Dataset rows describing interfaces
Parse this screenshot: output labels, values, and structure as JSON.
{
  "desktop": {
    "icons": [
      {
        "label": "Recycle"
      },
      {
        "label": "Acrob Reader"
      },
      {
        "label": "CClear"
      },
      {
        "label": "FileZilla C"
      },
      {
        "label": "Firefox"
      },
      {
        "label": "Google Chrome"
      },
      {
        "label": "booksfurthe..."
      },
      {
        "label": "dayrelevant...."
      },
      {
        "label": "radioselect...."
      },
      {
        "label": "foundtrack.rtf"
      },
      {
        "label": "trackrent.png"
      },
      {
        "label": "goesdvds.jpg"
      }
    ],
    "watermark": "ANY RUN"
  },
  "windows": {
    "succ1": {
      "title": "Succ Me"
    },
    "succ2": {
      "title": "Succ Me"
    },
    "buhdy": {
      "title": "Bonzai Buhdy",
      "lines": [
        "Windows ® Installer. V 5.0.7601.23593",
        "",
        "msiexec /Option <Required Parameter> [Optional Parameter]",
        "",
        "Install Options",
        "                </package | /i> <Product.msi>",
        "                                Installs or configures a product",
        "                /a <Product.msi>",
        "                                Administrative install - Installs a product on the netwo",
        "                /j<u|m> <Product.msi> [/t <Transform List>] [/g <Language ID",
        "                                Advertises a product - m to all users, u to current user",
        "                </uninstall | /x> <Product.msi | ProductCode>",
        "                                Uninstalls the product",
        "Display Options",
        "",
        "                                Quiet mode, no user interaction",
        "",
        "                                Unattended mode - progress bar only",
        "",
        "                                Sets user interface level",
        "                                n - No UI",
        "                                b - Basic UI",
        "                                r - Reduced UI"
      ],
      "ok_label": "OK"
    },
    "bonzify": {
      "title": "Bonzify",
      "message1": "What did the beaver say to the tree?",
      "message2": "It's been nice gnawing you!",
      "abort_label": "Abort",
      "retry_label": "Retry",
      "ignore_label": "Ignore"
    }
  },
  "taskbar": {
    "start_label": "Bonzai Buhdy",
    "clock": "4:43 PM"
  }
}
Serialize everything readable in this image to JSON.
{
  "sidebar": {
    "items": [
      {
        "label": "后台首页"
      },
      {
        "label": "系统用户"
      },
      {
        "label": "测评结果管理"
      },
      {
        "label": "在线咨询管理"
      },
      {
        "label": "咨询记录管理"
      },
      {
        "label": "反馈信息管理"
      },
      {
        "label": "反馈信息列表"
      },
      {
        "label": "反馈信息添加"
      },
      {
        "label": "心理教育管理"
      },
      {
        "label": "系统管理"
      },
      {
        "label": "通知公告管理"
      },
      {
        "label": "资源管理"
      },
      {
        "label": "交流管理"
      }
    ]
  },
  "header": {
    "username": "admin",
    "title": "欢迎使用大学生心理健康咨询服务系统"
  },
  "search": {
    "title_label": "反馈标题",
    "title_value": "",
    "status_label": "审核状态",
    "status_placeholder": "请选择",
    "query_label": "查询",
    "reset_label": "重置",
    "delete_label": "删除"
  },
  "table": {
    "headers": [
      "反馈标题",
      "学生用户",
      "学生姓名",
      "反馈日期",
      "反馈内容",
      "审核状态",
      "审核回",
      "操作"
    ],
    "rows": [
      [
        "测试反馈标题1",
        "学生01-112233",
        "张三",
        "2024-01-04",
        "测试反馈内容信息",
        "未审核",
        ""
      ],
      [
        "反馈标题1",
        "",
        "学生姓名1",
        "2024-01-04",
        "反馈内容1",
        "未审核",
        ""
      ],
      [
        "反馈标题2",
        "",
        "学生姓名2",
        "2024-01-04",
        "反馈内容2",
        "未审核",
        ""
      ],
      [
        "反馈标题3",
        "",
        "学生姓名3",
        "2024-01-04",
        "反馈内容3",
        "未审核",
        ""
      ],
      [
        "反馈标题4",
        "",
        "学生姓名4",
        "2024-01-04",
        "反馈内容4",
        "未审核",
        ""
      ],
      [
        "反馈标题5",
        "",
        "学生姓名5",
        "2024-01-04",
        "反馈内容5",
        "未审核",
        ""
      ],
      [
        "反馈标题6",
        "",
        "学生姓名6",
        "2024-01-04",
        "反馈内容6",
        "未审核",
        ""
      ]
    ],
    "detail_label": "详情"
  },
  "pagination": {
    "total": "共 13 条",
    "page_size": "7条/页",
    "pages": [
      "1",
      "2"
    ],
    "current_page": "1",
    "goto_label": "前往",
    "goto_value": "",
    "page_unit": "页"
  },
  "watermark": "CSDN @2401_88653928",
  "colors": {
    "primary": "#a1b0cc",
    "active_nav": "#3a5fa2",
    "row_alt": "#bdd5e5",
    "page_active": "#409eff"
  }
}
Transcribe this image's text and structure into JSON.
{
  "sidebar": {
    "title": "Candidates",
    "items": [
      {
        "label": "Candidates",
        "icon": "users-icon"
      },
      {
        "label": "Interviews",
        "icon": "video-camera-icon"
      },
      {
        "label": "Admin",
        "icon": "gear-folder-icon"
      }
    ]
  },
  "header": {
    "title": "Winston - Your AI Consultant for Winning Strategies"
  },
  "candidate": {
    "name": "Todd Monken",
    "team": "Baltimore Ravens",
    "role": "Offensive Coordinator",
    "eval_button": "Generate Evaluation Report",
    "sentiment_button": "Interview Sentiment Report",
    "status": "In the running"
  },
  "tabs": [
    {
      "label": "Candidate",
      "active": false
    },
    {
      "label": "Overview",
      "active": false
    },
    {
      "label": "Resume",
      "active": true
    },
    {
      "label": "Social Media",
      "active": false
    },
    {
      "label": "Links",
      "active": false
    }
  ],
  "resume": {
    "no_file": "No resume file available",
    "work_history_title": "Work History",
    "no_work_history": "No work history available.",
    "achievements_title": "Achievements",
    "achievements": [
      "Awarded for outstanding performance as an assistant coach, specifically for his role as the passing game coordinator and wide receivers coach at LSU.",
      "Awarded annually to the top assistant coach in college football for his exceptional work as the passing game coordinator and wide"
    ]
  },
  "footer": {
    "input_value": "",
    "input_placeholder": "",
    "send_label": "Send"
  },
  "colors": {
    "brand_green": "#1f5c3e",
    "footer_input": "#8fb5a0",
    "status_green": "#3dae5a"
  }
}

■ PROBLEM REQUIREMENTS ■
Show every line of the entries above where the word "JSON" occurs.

■ PROBLEM SOLUTION ■
Parse this screenshot: output labels, values, and structure as JSON.
Serialize everything readable in this image to JSON.
Transcribe this image's text and structure into JSON.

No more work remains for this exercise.